The age-old adage, ‘You are what you eat,’ is one I’ve always prescribed to. The idea that the fuel you put into your body shows on your face, your skin, and your overall health status, resonates with me.
Certainly, a look at the isles of Sardinia in Italy, and Okinawa in Japan, confirms the malnutrition theory, which states that we age because of a lack of nutrients the body needs to perform properly. On these two islands, people live longer than anywhere else on earth (average of 100+ years). Both cultures, while very different, eat a plant-strong diet and benefit from minerals and trace elements from natural resources around them.
Of the many aging theories, the malnutrition (‘you are what you eat’) theory, to me, makes sense. So, every year, I get a comprehensive nutrition evaluation (blood test) to make sure I’m getting all of the nutrients I need in my diet, for my health and for my skin.
This year, one of the nutrients I discovered I am low in is magnesium. But I’m not alone. I was surprised to learn that 70 to 80 percent of the population is magnesium deficient. Magnesium is one of the major suppliers of energy to the cells. It helps to regulate over 300 enzymes, regulate muscle control, electrical impulses and energy production, eliminate toxins and play a roll in the reduction of anxiety, migraines and insomnia. Magnesium also has a significant impact on the absorption of calcium ions into the cells (great for bones) AND it benefits skin conditions like eczema and psoriasis (think benefits from the Dead Sea). Magnesium-rich foods include brown rice, wheat germ, raw cacao, almonds, peanuts, black beans and pumpkin seeds.
Magnesium supplements can be taken orally, but the preferred supplementation method is transdermal absorption (a.k.a. as a warm soak in mineral-rich water). Because I appreciate our need to re-mineralize, I love natural hot springs which are often rich in magnesium and other essential minerals. On my ski trip to Colorado last month – I spent time soaking in pools at Hot Sulfur Springs. Rich in sulfur and one of the nation’s oldest hot mineral springs, Hot Sulfur Springs lies a couple of hours northwest of Denver. Seven natural hot springs, which are cooled to a temperature of 95-112 degrees F, are fed into 21 pools and private baths. The Ute Indians used the springs as a sacred place to bathe and heal the body, mind and spirit. Today, there are hot waterfalls, interesting alcoves and pools of various sizes. The lodge is not fancy but I highly recommend the experience. A few weeks later, on my trip to London for the Professional Beauty Conference, I made my fifth visit to Bath, England and reconnected with the sacred and mysterious hot springs there. I am always in awe of these ancient Roman ruins.

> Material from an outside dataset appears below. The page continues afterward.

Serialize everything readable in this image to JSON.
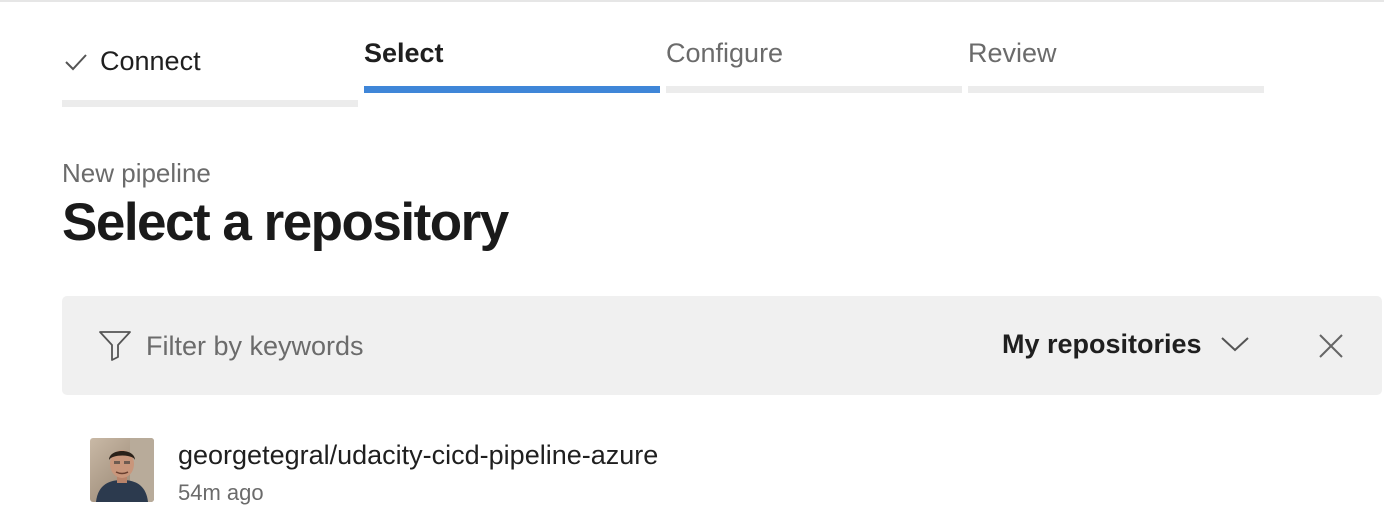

The timing of these hot-spring visits was perfect, as we have just introduced our NEW Mineral Wellness Soak – which means I can keep on replenishing my magnesium levels at home. These fair-trade, hand-harvested and solar-dried mineral crystals from a pristine source elevate the bathing experience into a purifying, remineralizing, muscle-relieving wellness treatment. One of Earth’s most incredible natural treasures (98.76% pure); this Soak contains a perfect and rare balance of over 60 essential minerals and trace elements. The salts are high in magnesium, calcium, sulfur, iron, lithium and colloidal silver (natural antiseptic). So, if you’re like me – low in magnesium and unable to bathe in a natural hot spring regularly – this therapy is the next best thing. For ultimate results, with any mineral bath, we recommend taking the bath consecutively for 10 days, as a traditional KUR – and to do four KURs a year, with each change of season (plus individual baths in between).

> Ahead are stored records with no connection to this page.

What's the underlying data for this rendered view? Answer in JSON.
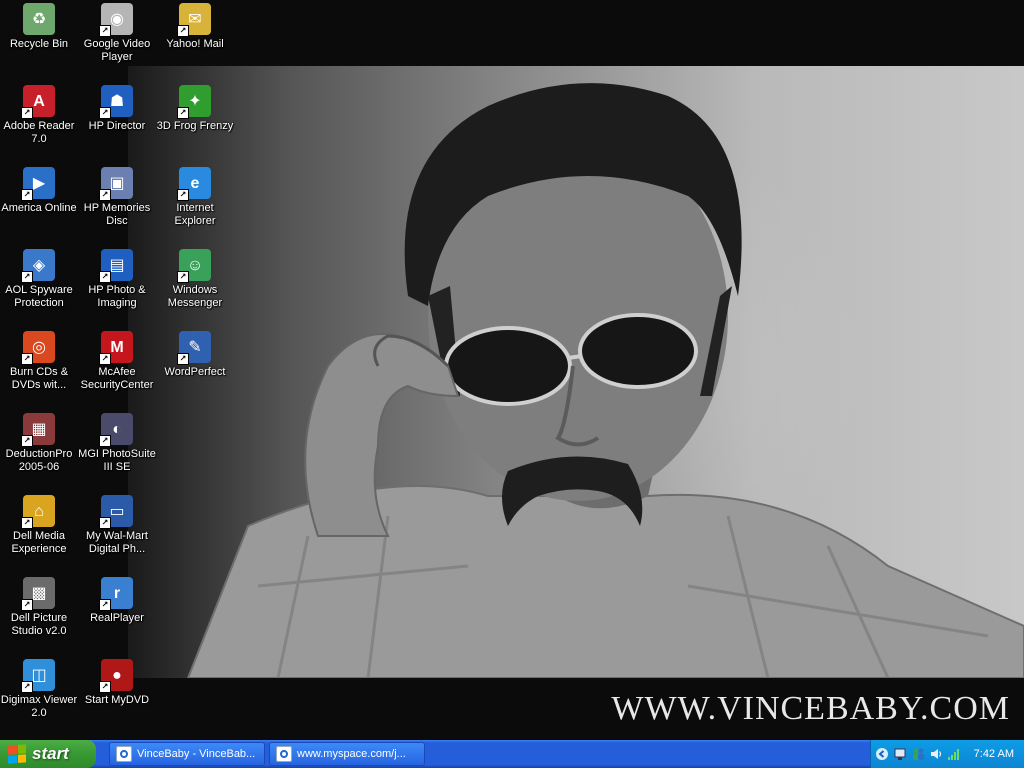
{
  "desktop": {
    "watermark": "WWW.VINCEBABY.COM",
    "icons": [
      {
        "label": "Recycle Bin",
        "icon": "recycle-bin-icon",
        "color": "#6fa86c",
        "glyph": "♻",
        "shortcut": false
      },
      {
        "label": "Google Video Player",
        "icon": "google-video-player-icon",
        "color": "#b5b5b5",
        "glyph": "◉",
        "shortcut": true
      },
      {
        "label": "Yahoo! Mail",
        "icon": "yahoo-mail-icon",
        "color": "#d9b23a",
        "glyph": "✉",
        "shortcut": true
      },
      {
        "label": "Adobe Reader 7.0",
        "icon": "adobe-reader-icon",
        "color": "#c8202a",
        "glyph": "A",
        "shortcut": true
      },
      {
        "label": "HP Director",
        "icon": "hp-director-icon",
        "color": "#1f5fbf",
        "glyph": "☗",
        "shortcut": true
      },
      {
        "label": "3D Frog Frenzy",
        "icon": "frog-frenzy-icon",
        "color": "#2f9e2f",
        "glyph": "✦",
        "shortcut": true
      },
      {
        "label": "America Online",
        "icon": "aol-icon",
        "color": "#2a70c8",
        "glyph": "▶",
        "shortcut": true
      },
      {
        "label": "HP Memories Disc",
        "icon": "hp-memories-disc-icon",
        "color": "#6b7fb0",
        "glyph": "▣",
        "shortcut": true
      },
      {
        "label": "Internet Explorer",
        "icon": "internet-explorer-icon",
        "color": "#2a8ae0",
        "glyph": "e",
        "shortcut": true
      },
      {
        "label": "AOL Spyware Protection",
        "icon": "aol-spyware-icon",
        "color": "#3a78c9",
        "glyph": "◈",
        "shortcut": true
      },
      {
        "label": "HP Photo & Imaging",
        "icon": "hp-photo-imaging-icon",
        "color": "#1f5fbf",
        "glyph": "▤",
        "shortcut": true
      },
      {
        "label": "Windows Messenger",
        "icon": "windows-messenger-icon",
        "color": "#3aa15a",
        "glyph": "☺",
        "shortcut": true
      },
      {
        "label": "Burn CDs & DVDs wit...",
        "icon": "burn-cds-icon",
        "color": "#d9481e",
        "glyph": "◎",
        "shortcut": true
      },
      {
        "label": "McAfee SecurityCenter",
        "icon": "mcafee-icon",
        "color": "#c4161c",
        "glyph": "M",
        "shortcut": true
      },
      {
        "label": "WordPerfect",
        "icon": "wordperfect-icon",
        "color": "#3060b0",
        "glyph": "✎",
        "shortcut": true
      },
      {
        "label": "DeductionPro 2005-06",
        "icon": "deductionpro-icon",
        "color": "#8a3a3a",
        "glyph": "▦",
        "shortcut": true
      },
      {
        "label": "MGI PhotoSuite III SE",
        "icon": "mgi-photosuite-icon",
        "color": "#4a4a6a",
        "glyph": "◐",
        "shortcut": true
      },
      {
        "label": "Dell Media Experience",
        "icon": "dell-media-experience-icon",
        "color": "#d9a520",
        "glyph": "⌂",
        "shortcut": true
      },
      {
        "label": "My Wal-Mart Digital Ph...",
        "icon": "walmart-digital-photo-icon",
        "color": "#2a5aa8",
        "glyph": "▭",
        "shortcut": true
      },
      {
        "label": "Dell Picture Studio v2.0",
        "icon": "dell-picture-studio-icon",
        "color": "#6b6b6b",
        "glyph": "▩",
        "shortcut": true
      },
      {
        "label": "RealPlayer",
        "icon": "realplayer-icon",
        "color": "#3a7fd0",
        "glyph": "r",
        "shortcut": true
      },
      {
        "label": "Digimax Viewer 2.0",
        "icon": "digimax-viewer-icon",
        "color": "#2f8fd8",
        "glyph": "◫",
        "shortcut": true
      },
      {
        "label": "Start MyDVD",
        "icon": "start-mydvd-icon",
        "color": "#b01818",
        "glyph": "●",
        "shortcut": true
      }
    ]
  },
  "taskbar": {
    "start_label": "start",
    "tasks": [
      {
        "label": "VinceBaby - VinceBab..."
      },
      {
        "label": "www.myspace.com/j..."
      }
    ],
    "tray_icons": [
      "chevron-left-icon",
      "network-icon",
      "messenger-tray-icon",
      "speaker-icon",
      "signal-strength-icon"
    ],
    "clock": "7:42 AM"
  }
}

Twenty minutes of relaxation is all it takes. The salts are all-natural, so adding an essential oil or bath gel makes the therapy a sensory experience. Fill your tub with warm water, add 1/4 cup of the salts and relax, meditate and soak in your magnesium and essential minerals. You will sleep better than ever and have the best dreams ever.